Some things are a little too sensitive to deal with. Out of embarrassment or shame or your own habit for making excuses. For me one of these things was my day job. My CV has always read a little strange. A BA and MA in Literature and Writing and then admin jobs in fields connected to finance. When I moved to London three years ago I didn’t have a job and after two months I was starting to get desperate. I ended up getting a temp job in an office in Canary Wharf. I didn’t really like it much, but after a while I got to know some nice people and the work was only boring, not stressful. After a while I moved into another job in a different department, which was similar but a bit more varied. I met more people who were nice and after a while I accepted everything. The way habits form and the way after a while you can stop noticing things you see every day. I accepted the rather boring unchallenging job. I accepted the painful and stressful commute and I was almost used to the surprised and confused looks on people’s faces when they heard where I worked. I made excuses for it half knowing that the people I was talking to didn’t really believe me. Like a lot of things in my life, I’ve learned, I seem to put up with them a lot longer than I should and in hindsight I always seem to be about six months behind where I should be in terms of moving on at the right time.

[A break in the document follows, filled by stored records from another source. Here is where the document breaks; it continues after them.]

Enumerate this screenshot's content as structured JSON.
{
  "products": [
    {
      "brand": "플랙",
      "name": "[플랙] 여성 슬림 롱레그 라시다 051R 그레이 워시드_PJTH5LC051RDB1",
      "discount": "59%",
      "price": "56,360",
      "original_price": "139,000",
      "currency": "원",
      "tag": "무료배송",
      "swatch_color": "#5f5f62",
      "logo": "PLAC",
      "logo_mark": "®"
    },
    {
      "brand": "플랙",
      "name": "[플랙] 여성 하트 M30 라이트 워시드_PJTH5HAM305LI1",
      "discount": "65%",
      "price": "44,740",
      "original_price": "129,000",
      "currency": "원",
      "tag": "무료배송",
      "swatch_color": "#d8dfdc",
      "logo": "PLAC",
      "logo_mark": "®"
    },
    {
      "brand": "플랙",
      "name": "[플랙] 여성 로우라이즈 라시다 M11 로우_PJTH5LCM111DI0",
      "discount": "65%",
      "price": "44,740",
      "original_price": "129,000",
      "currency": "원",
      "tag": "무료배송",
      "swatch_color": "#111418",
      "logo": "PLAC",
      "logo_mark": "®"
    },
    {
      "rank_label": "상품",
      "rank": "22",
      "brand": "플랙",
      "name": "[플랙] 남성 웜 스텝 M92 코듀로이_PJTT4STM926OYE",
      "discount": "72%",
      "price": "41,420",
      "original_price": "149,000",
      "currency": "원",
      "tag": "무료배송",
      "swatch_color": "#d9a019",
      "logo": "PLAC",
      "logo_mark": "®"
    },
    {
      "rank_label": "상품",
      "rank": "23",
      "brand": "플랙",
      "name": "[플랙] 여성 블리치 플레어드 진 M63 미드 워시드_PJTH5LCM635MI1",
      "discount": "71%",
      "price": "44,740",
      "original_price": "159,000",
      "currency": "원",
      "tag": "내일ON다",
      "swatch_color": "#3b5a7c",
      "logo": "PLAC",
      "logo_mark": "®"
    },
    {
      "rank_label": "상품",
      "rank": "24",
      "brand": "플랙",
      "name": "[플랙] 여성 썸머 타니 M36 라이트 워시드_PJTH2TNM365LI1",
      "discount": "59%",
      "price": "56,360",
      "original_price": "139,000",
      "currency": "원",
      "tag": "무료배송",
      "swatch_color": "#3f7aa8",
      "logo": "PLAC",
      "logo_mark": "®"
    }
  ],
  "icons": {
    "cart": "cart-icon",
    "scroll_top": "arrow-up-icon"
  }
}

Two and a half years after I started, I left the job. I realised a lot of things in the run up to my thirtieth birthday. Amongst these things was the importance of taking notice of myself. I noticed that commuting to Canary Wharf from North London was making me incredibly angry. Every morning and every evening my heart would race and I started to mutter, at first quietly and at last very loudly to all the rude people who pushed and shoved me. I found myself saying loudly “AM I INVISIBLE?” when people walked at me, expecting me to jump out of their way, or when people crowded onto the train not letting me get off first. I found myself saying it over and over in my head. It made me sad because I realised that doing that every day did make me feel invisible. I was living a bit of a compromise. I was in a job I didn’t really care for in a field that was utterly unconnected to any of my real life interests. But I did it because I did need a job and being unemployed in London scared me, I had a very high threshold for crap I could put up with because being unemployed was worse. Things shifted and with the unwavering, lovely support of my special gentleman friend, I finally realised long after everybody else in my life that I needed to get a new job.

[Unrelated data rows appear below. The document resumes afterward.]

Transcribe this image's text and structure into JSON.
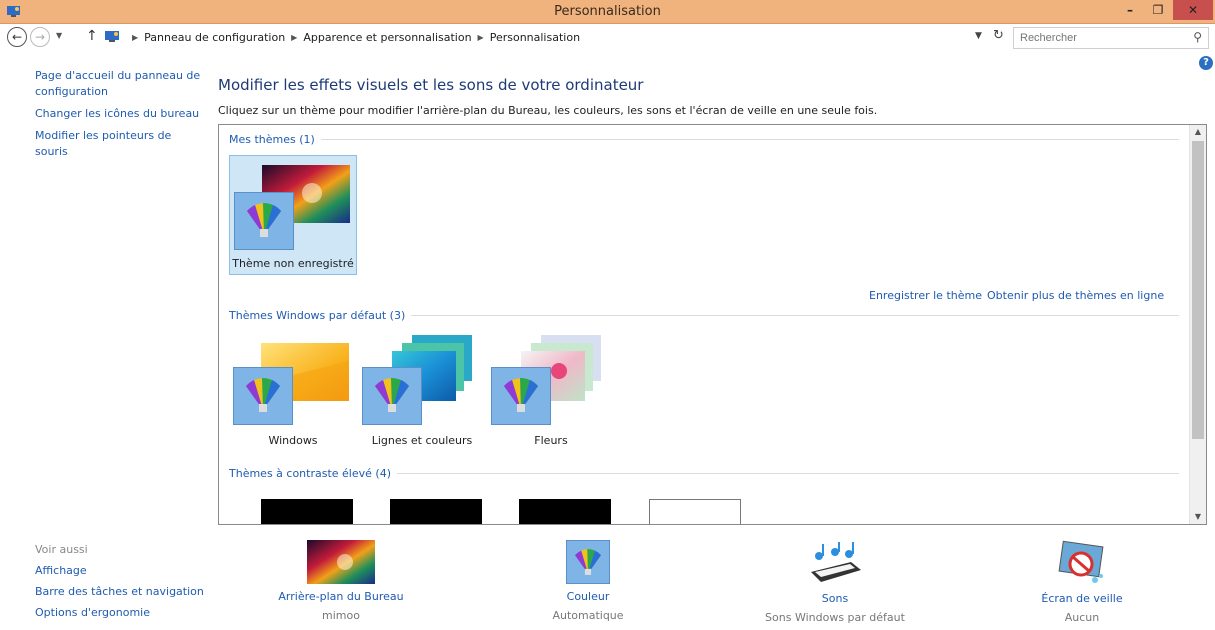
{
  "window": {
    "title": "Personnalisation",
    "min": "–",
    "max": "❐",
    "close": "✕"
  },
  "address": {
    "crumbs": [
      "Panneau de configuration",
      "Apparence et personnalisation",
      "Personnalisation"
    ],
    "search_placeholder": "Rechercher"
  },
  "left": {
    "links": [
      "Page d'accueil du panneau de configuration",
      "Changer les icônes du bureau",
      "Modifier les pointeurs de souris"
    ],
    "see_also_header": "Voir aussi",
    "see_also": [
      "Affichage",
      "Barre des tâches et navigation",
      "Options d'ergonomie"
    ]
  },
  "main": {
    "title": "Modifier les effets visuels et les sons de votre ordinateur",
    "subtitle": "Cliquez sur un thème pour modifier l'arrière-plan du Bureau, les couleurs, les sons et l'écran de veille en une seule fois.",
    "sections": {
      "my": "Mes thèmes (1)",
      "default": "Thèmes Windows par défaut (3)",
      "contrast": "Thèmes à contraste élevé (4)"
    },
    "my_theme": "Thème non enregistré",
    "save_theme": "Enregistrer le thème",
    "more_themes": "Obtenir plus de thèmes en ligne",
    "default_themes": [
      "Windows",
      "Lignes et couleurs",
      "Fleurs"
    ]
  },
  "bottom": [
    {
      "label": "Arrière-plan du Bureau",
      "value": "mimoo"
    },
    {
      "label": "Couleur",
      "value": "Automatique"
    },
    {
      "label": "Sons",
      "value": "Sons Windows par défaut"
    },
    {
      "label": "Écran de veille",
      "value": "Aucun"
    }
  ],
  "colors": {
    "titlebar": "#f0b37e",
    "close": "#c7504f",
    "link": "#1e5bb0",
    "heading": "#1e3a78"
  }
}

After I realised this I was ready to leave and the frustration just grew and grew. I channelled a lot of energy into looking for new jobs and spent a lot of evenings writing application forms and cover letters. After my first rejection email I felt validated. I felt like had things been different that day I could have got a phone call asking me to an interview instead of an emailing telling me I wasn’t right for the job. The application forms weren’t going nowhere, at least someone was reading them. I was a name on a list to be struck through, this was progress at least.
From the outside it didn’t take too long to get my new job but it felt longer. I remember just before it happened I daydreamed that perhaps within 4 to 6 weeks I could be moving on. I think it was 6 weeks. I had an interview, I liked the office and the people and I was offered a new job. At this point all of my frustrations about where I had been working for the past two and a half years were in sharp focus. My growing hatred and anxiety of commuting on the tube each day was amplified. I found myself stressed at work, so very keen to move on and on the verge of tears or panic attacks on the tube because of people shoving and pushing, or walking at me and expecting me to get out the way, taking me over because I wasn’t rushing fast enough from the Jubilee Line to the Northern Line at London Bridge (I’ll probably have nightmares about those tunnels full of angry men rushing into the opposite direction to me). Leaving is always complicated. Whatever sort of leaving you’re talking about. I found I had to stop myself from being too pleased to be leaving because I liked the people I worked with and I didn’t want to offend them. In my last week I did let slip a few times though and I felt loose and happy as I felt with each day how I would be leaving and how the acronyms and the regulations and the shortcuts would no longer matter, even in the small way they seemed to. I wouldn’t have to get the tube to my new job. I wouldn’t have to fight my way between platforms at Bank or London Bridge against crowds most often going in the opposite direction. On my last morning commute someone pushed passed me so forcefully they ripped my headphone cable out of my phone, to which I said rather loudly “THANKS FOR UNPLUGGING MY PHONE YOU ARSEHOLE” Of course people looked around at me and I muttered angrily as I sauntered off in the other direction. I do regret saying that but it seems a bit too perfect that this would happen on my last morning commute. On my last afternoon commute I was so happy I got a friend to take the picture above of me swearing outside Canary Wharf station.
I don’t want to say anything about my new job. Only that it’s a bit more me and I already feel like it’s a step towards what I want to do later on, however that happens. I know it’s unrealistic to say it and idealistic, but please don’t put up with things for longer than you have to, like I did. Especially if those things are making you deeply unhappy and making you not really recognise yourself (calling strangers “ARSEHOLES” on the tube isn’t very “me”). At the moment I feel a little like having a job I don’t hate is a luxury and you deserve that as much as everyone else. Whether it’s your job or relationship or living situation, if you know deep down you’re not happy with it (which you do) please take steps to change it, you’ll thank yourself later and you can celebrate leaving like I did by just fucking off and never going back.